[What to produce] Find every line of the records that has "legend" and return it.
··········
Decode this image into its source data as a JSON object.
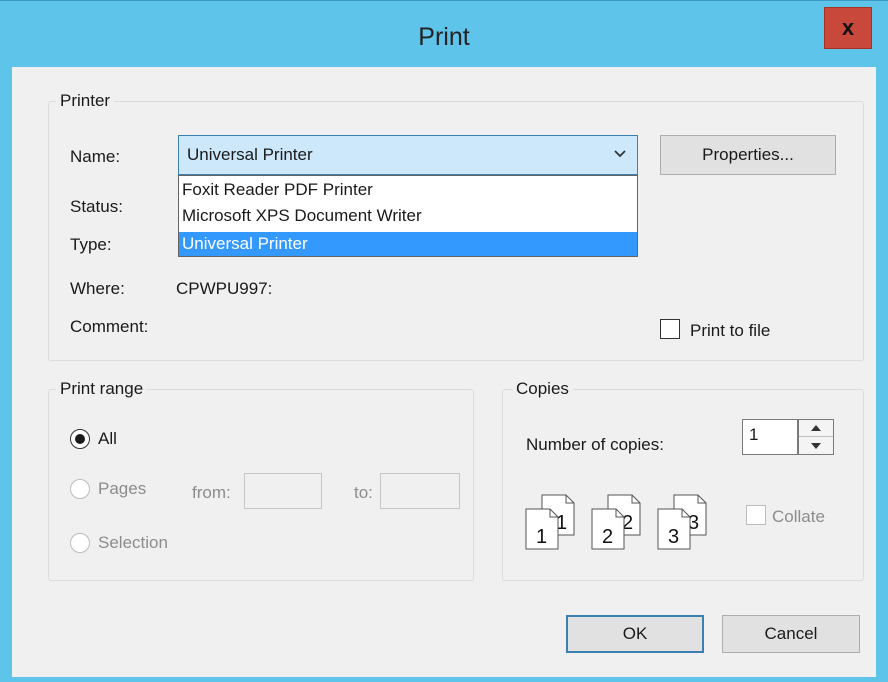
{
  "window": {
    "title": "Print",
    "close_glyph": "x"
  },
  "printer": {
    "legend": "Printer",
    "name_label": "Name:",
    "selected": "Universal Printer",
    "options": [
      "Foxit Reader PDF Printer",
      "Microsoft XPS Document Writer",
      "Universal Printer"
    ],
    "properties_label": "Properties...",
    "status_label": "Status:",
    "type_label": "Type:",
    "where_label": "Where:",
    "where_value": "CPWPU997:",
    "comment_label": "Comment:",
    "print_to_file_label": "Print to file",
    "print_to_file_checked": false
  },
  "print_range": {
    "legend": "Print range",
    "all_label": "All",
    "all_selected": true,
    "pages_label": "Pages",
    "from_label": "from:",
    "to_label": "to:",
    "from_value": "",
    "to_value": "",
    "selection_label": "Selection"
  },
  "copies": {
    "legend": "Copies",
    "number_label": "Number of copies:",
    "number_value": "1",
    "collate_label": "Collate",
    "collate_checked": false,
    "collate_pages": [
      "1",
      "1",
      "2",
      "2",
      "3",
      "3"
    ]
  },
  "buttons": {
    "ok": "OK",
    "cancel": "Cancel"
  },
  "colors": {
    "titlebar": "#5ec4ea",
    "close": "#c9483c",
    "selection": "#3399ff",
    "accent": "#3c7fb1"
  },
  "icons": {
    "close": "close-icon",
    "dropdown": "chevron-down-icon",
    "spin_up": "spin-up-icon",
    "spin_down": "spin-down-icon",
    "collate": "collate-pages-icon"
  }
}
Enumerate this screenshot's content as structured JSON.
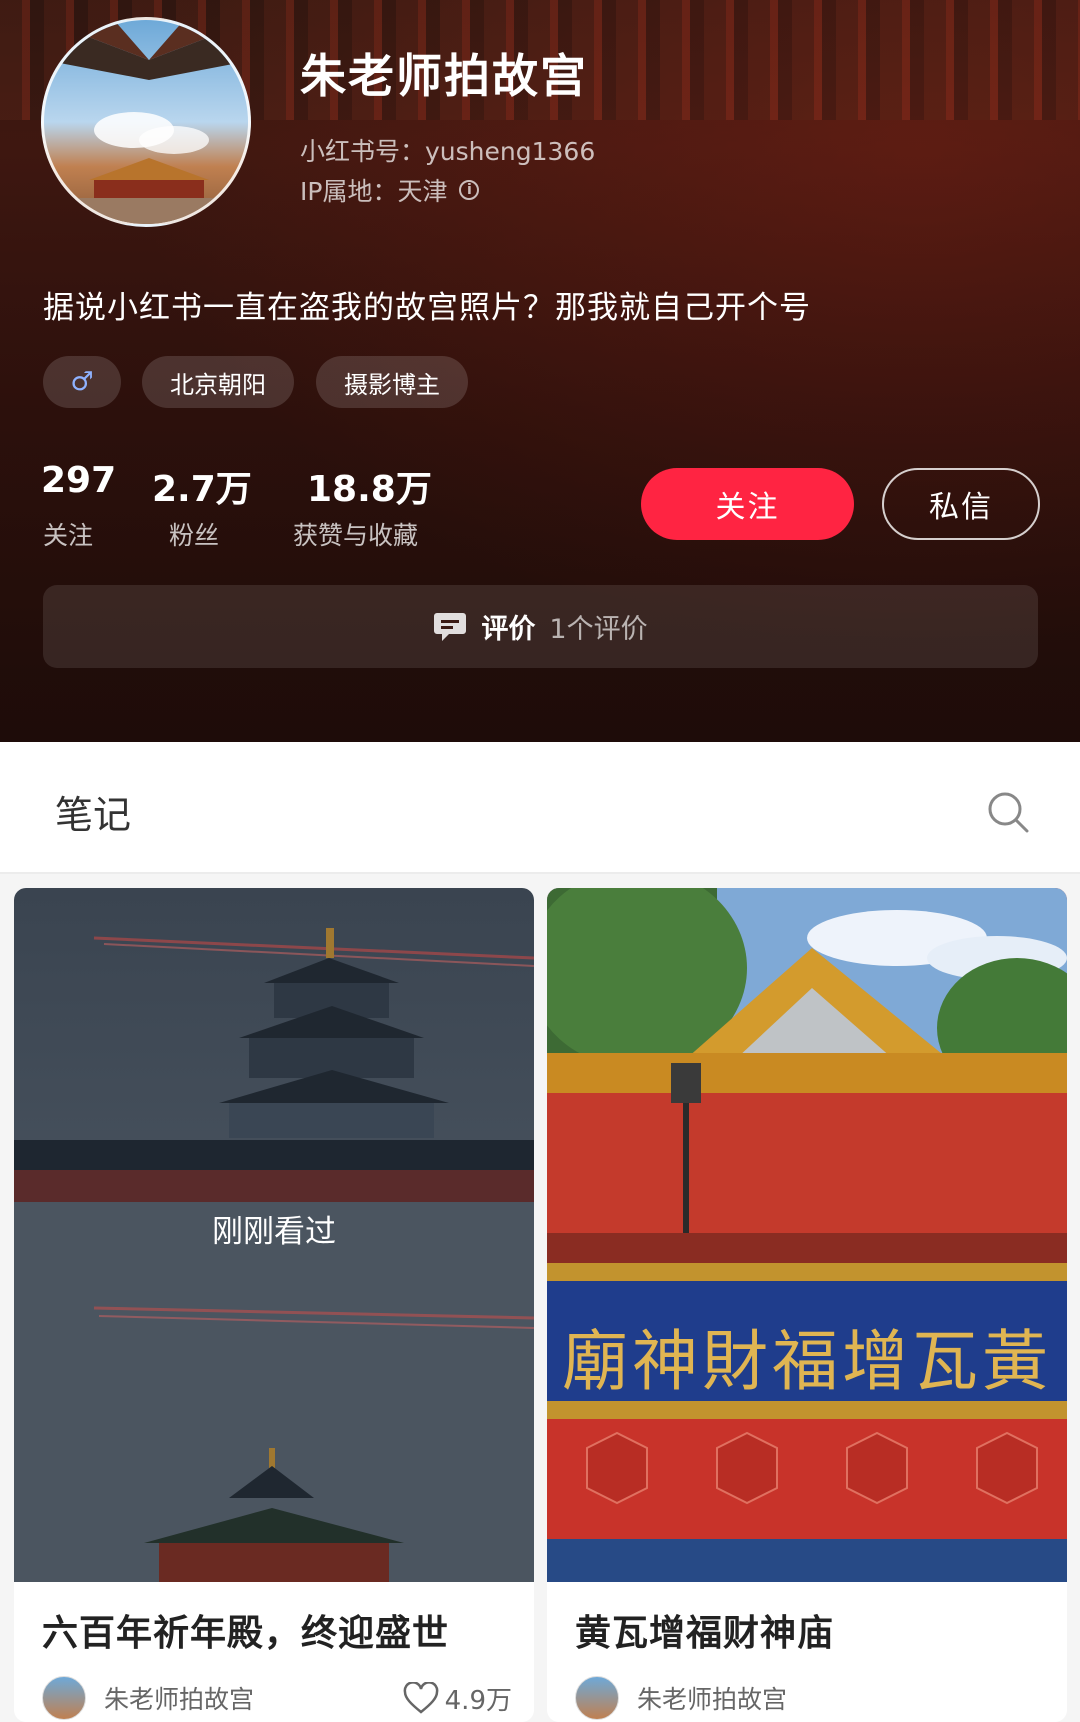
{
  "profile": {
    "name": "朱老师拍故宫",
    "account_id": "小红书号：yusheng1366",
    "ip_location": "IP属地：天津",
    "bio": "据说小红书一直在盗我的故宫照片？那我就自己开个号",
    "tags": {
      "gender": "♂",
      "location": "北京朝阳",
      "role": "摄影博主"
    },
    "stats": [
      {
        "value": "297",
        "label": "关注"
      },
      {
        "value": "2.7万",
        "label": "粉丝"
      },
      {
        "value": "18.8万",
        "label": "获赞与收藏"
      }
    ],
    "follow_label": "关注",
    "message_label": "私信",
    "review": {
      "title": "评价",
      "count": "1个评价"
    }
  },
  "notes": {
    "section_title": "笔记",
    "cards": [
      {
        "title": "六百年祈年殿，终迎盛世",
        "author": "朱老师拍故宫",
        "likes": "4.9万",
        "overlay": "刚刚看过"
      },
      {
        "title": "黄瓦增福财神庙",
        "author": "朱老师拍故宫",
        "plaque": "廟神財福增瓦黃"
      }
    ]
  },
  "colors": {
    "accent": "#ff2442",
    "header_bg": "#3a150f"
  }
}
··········
[Problem solution]
    "legend": "Printer",
    "legend": "Print range",
    "legend": "Copies",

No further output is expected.